Opportunities for Students
The Venture Creation Program (VCP) at YEI is designed to help students turn that nugget of an idea into commercial gold with financial support, mentoring, and expert advice. Student startups at any stage in the inspiration process will be given consideration for admittance into the VCP. Many of these early-stage teams have gone on to secure coveted Summer Fellowships, in which they work to develop their newly honed ideas into successful businesses. Selected teams receive up to $2,500 to develop their prototype or proof of concept, and are assigned a mentor. They are also provided with access to YEI consultants and corporate partners as well as a dedicated space in the YEI Incubator.
YEI has earmarked a portion of the VCP funding specifically for postdoc and graduate student researchers interested in launching ventures with faculty support. Contact Erika Smith, firstname.lastname@example.org, for an application and more information.
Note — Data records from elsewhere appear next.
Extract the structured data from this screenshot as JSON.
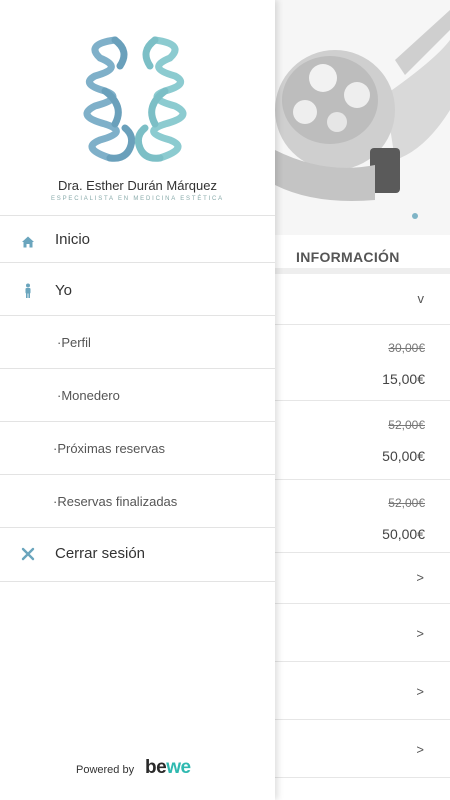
{
  "background": {
    "section_title": "INFORMACIÓN",
    "rows": [
      {
        "type": "collapse",
        "chevron": "v"
      },
      {
        "type": "price",
        "old": "30,00€",
        "new": "15,00€"
      },
      {
        "type": "price",
        "old": "52,00€",
        "new": "50,00€"
      },
      {
        "type": "price",
        "old": "52,00€",
        "new": "50,00€"
      },
      {
        "type": "link",
        "chevron": ">"
      },
      {
        "type": "link",
        "chevron": ">"
      },
      {
        "type": "link",
        "chevron": ">"
      },
      {
        "type": "link",
        "chevron": ">"
      }
    ]
  },
  "drawer": {
    "doctor_name": "Dra. Esther Durán Márquez",
    "doctor_subtitle": "ESPECIALISTA EN MEDICINA ESTÉTICA",
    "menu": {
      "home": {
        "label": "Inicio",
        "icon": "home-icon"
      },
      "me": {
        "label": "Yo",
        "icon": "person-icon"
      },
      "profile": {
        "label": "·Perfil"
      },
      "wallet": {
        "label": "·Monedero"
      },
      "upcoming": {
        "label": "·Próximas reservas"
      },
      "finished": {
        "label": "·Reservas finalizadas"
      },
      "logout": {
        "label": "Cerrar sesión",
        "icon": "close-icon"
      }
    },
    "powered_by": "Powered by",
    "brand": {
      "part1": "be",
      "part2": "we"
    }
  },
  "colors": {
    "accent": "#6aa5bd",
    "logo_blue": "#7fb0c9",
    "logo_teal": "#8ccbd0"
  }
}
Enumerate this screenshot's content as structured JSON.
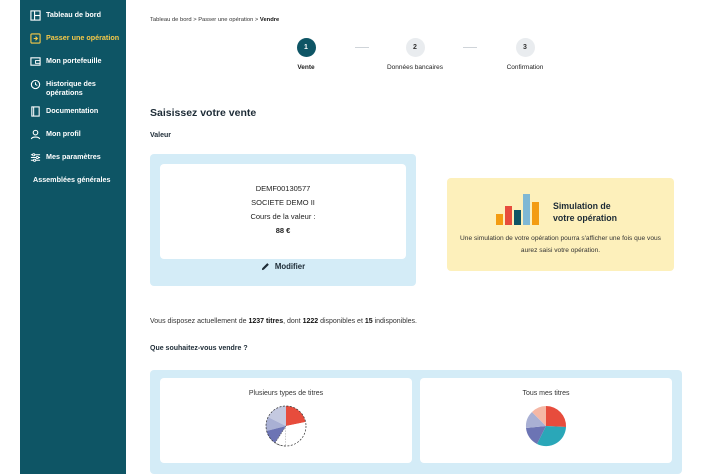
{
  "sidebar": {
    "items": [
      {
        "label": "Tableau de bord",
        "icon": "dashboard-icon",
        "active": false
      },
      {
        "label": "Passer une opération",
        "icon": "order-icon",
        "active": true
      },
      {
        "label": "Mon portefeuille",
        "icon": "wallet-icon",
        "active": false
      },
      {
        "label": "Historique des opérations",
        "icon": "history-icon",
        "active": false
      },
      {
        "label": "Documentation",
        "icon": "book-icon",
        "active": false
      },
      {
        "label": "Mon profil",
        "icon": "user-icon",
        "active": false
      },
      {
        "label": "Mes paramètres",
        "icon": "settings-icon",
        "active": false
      },
      {
        "label": "Assemblées générales",
        "icon": "",
        "active": false
      }
    ]
  },
  "breadcrumb": {
    "part1": "Tableau de bord",
    "sep": " > ",
    "part2": "Passer une opération",
    "current": "Vendre"
  },
  "stepper": {
    "steps": [
      {
        "number": "1",
        "label": "Vente",
        "active": true
      },
      {
        "number": "2",
        "label": "Données bancaires",
        "active": false
      },
      {
        "number": "3",
        "label": "Confirmation",
        "active": false
      }
    ]
  },
  "form": {
    "title": "Saisissez votre vente",
    "valeur_label": "Valeur",
    "valeur": {
      "code": "DEMF00130577",
      "name": "SOCIETE DEMO II",
      "price_label": "Cours de la valeur :",
      "price": "88 €"
    },
    "modify_label": "Modifier"
  },
  "simulation": {
    "title_line1": "Simulation de",
    "title_line2": "votre opération",
    "description": "Une simulation de votre opération pourra s'afficher une fois que vous aurez saisi votre opération.",
    "bar_colors": [
      "#f39c12",
      "#e74c3c",
      "#0e5565",
      "#7fb8d4"
    ]
  },
  "holdings": {
    "prefix": "Vous disposez actuellement de ",
    "total": "1237 titres",
    "middle": ", dont ",
    "available": "1222",
    "middle2": " disponibles et ",
    "unavailable": "15",
    "suffix": " indisponibles."
  },
  "sell_question": "Que souhaitez-vous vendre ?",
  "choices": [
    {
      "label": "Plusieurs types de titres"
    },
    {
      "label": "Tous mes titres"
    }
  ],
  "colors": {
    "sidebar_bg": "#0e5565",
    "accent": "#f7c948",
    "panel_bg": "#d4ecf7",
    "sim_bg": "#fdf0bb"
  }
}
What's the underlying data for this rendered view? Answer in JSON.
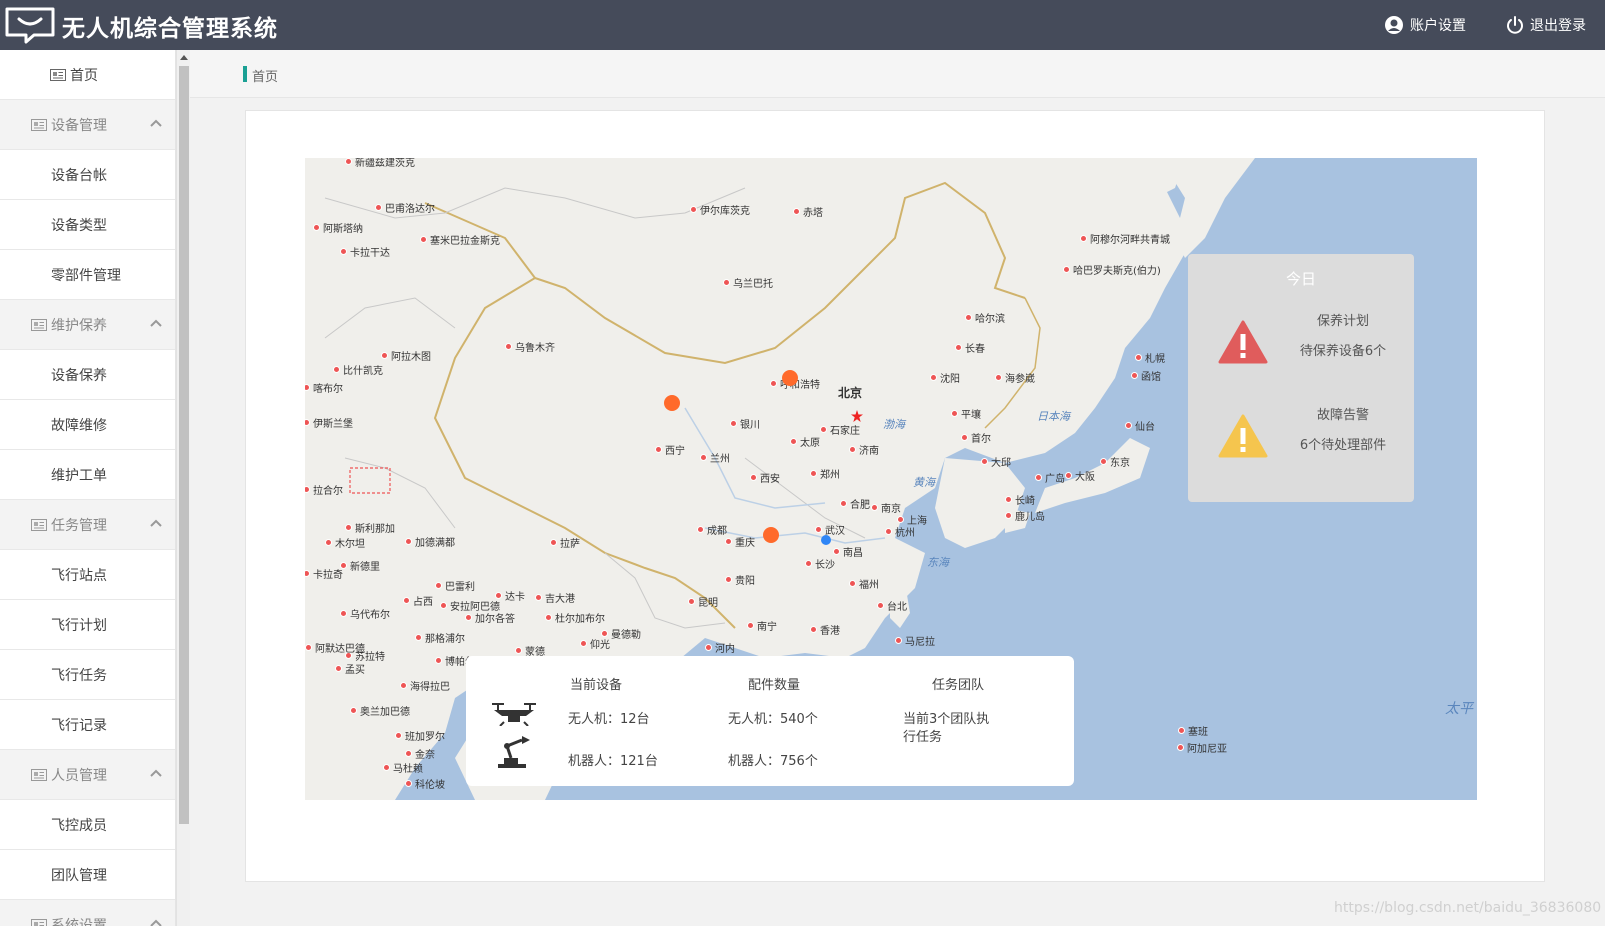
{
  "header": {
    "title": "无人机综合管理系统",
    "account_label": "账户设置",
    "logout_label": "退出登录"
  },
  "sidebar": {
    "home": "首页",
    "groups": [
      {
        "label": "设备管理",
        "items": [
          "设备台帐",
          "设备类型",
          "零部件管理"
        ]
      },
      {
        "label": "维护保养",
        "items": [
          "设备保养",
          "故障维修",
          "维护工单"
        ]
      },
      {
        "label": "任务管理",
        "items": [
          "飞行站点",
          "飞行计划",
          "飞行任务",
          "飞行记录"
        ]
      },
      {
        "label": "人员管理",
        "items": [
          "飞控成员",
          "团队管理"
        ]
      },
      {
        "label": "系统设置",
        "items": []
      }
    ]
  },
  "breadcrumb": "首页",
  "today": {
    "title": "今日",
    "alerts": [
      {
        "icon": "danger-triangle-icon",
        "color": "#e05c5c",
        "title": "保养计划",
        "desc": "待保养设备6个"
      },
      {
        "icon": "warning-triangle-icon",
        "color": "#f5c54e",
        "title": "故障告警",
        "desc": "6个待处理部件"
      }
    ]
  },
  "stats": {
    "headers": [
      "当前设备",
      "配件数量",
      "任务团队"
    ],
    "device_drone": "无人机：12台",
    "device_robot": "机器人：121台",
    "parts_drone": "无人机：540个",
    "parts_robot": "机器人：756个",
    "team_line1": "当前3个团队执",
    "team_line2": "行任务"
  },
  "map": {
    "cities": [
      "新疆兹建茨克",
      "巴甫洛达尔",
      "伊尔库茨克",
      "赤塔",
      "阿斯塔纳",
      "塞米巴拉金斯克",
      "卡拉干达",
      "乌兰巴托",
      "阿穆尔河畔共青城",
      "哈巴罗夫斯克(伯力)",
      "哈尔滨",
      "乌鲁木齐",
      "阿拉木图",
      "比什凯克",
      "长春",
      "呼和浩特",
      "北京",
      "沈阳",
      "海参崴",
      "札幌",
      "函馆",
      "银川",
      "太原",
      "石家庄",
      "平壤",
      "首尔",
      "仙台",
      "西宁",
      "兰州",
      "济南",
      "大邱",
      "西安",
      "郑州",
      "广岛",
      "大阪",
      "东京",
      "合肥",
      "南京",
      "长崎",
      "鹿儿岛",
      "成都",
      "重庆",
      "武汉",
      "杭州",
      "上海",
      "拉萨",
      "新德里",
      "南昌",
      "长沙",
      "贵阳",
      "福州",
      "昆明",
      "台北",
      "南宁",
      "香港",
      "曼德勒",
      "加尔各答",
      "河内",
      "海得拉巴",
      "班加罗尔",
      "孟买",
      "马尼拉",
      "加德满都",
      "喀布尔",
      "伊斯兰堡",
      "拉合尔",
      "达卡",
      "吉大港",
      "仰光",
      "塞班",
      "阿加尼亚",
      "斯利那加",
      "木尔坦",
      "卡拉奇",
      "乌代布尔",
      "占西",
      "安拉阿巴德",
      "那格浦尔",
      "博帕尔",
      "苏拉特",
      "奥兰加巴德",
      "阿默达巴德",
      "巴雷利",
      "杜尔加布尔",
      "蒙德",
      "科伦坡",
      "马杜赖",
      "金奈"
    ],
    "seas": [
      "渤海",
      "黄海",
      "东海",
      "日本海",
      "太平"
    ],
    "markers": [
      "orange",
      "orange",
      "orange",
      "blue"
    ]
  },
  "watermark": "https://blog.csdn.net/baidu_36836080"
}
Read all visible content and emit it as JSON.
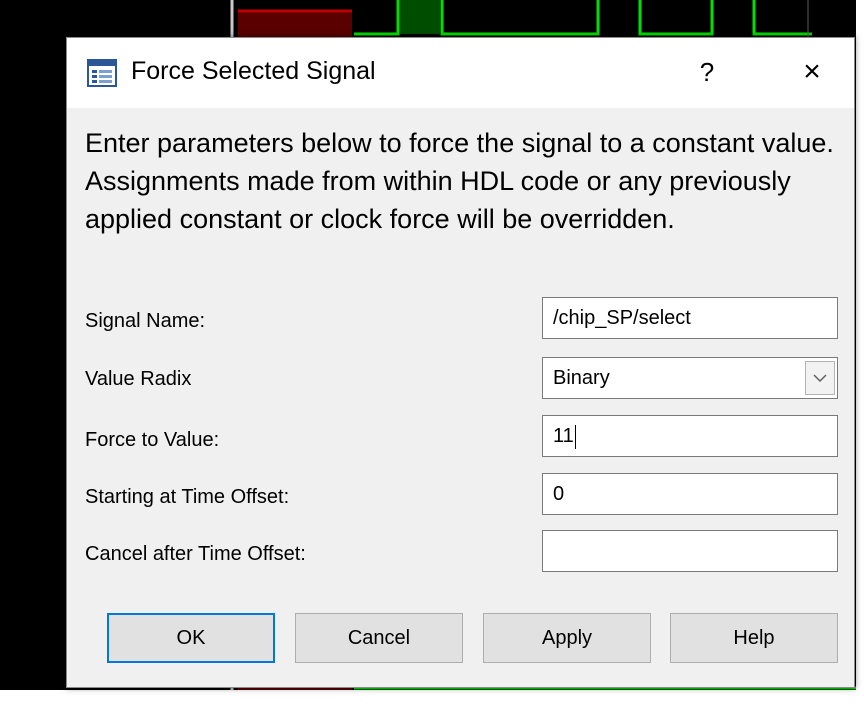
{
  "dialog": {
    "title": "Force Selected Signal",
    "help_glyph": "?",
    "close_glyph": "×",
    "description": "Enter parameters below to force the signal to a constant value. Assignments made from within HDL code or any previously applied constant or clock force will be overridden.",
    "fields": {
      "signal_name": {
        "label": "Signal Name:",
        "value": "/chip_SP/select"
      },
      "value_radix": {
        "label": "Value Radix",
        "value": "Binary"
      },
      "force_value": {
        "label": "Force to Value:",
        "value": "11"
      },
      "start_offset": {
        "label": "Starting at Time Offset:",
        "value": "0"
      },
      "cancel_offset": {
        "label": "Cancel after Time Offset:",
        "value": ""
      }
    },
    "buttons": {
      "ok": "OK",
      "cancel": "Cancel",
      "apply": "Apply",
      "help": "Help"
    }
  },
  "colors": {
    "waveform_green": "#00e000",
    "waveform_dark_green": "#004d00",
    "waveform_red": "#b00000",
    "default_button_border": "#0078d7"
  }
}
YCCI encourages faculty members and students to take advantage of the resources offered by OCR and YEI. Such new funding opportunities as SBIR and STTR are especially important in light of shrinking NIH budgets. These programs challenge investigators to think about their research in new ways that have the potential to speed the development of new therapies.
Investigators who have an idea they want to develop should contact David Lewin, Ph.D., OCR senior associate director of licensing at email@example.com. OCR can also assist in identifying local companies interested in collaboration.
YEI has resources for evaluating the commercial potential of a business idea and other essentials for launching a successful startup. For more information, visit: yei.yale.edu, or contact Erika Smith at firstname.lastname@example.org.
YCCI and OCR
OCR works with investigators to develop avenues for transitioning discoveries into commercial products. David Lewin, Ph.D., OCR senior associate director of licensing, identifies projects that can benefit from modest amounts of funding, which YCCI awards on an ad hoc basis to help move projects toward initial commercial development. “Our partnership with YCCI has been instrumental in moving new discoveries to the next step,” said Lewin. “It allows us to get answers to questions we will inevitably be asked but don’t otherwise have the resources to address.”
Upcoming SBIR Events at Yale
Office hours with Merrie London, SBIR manager at Connecticut Innovations, will be held at: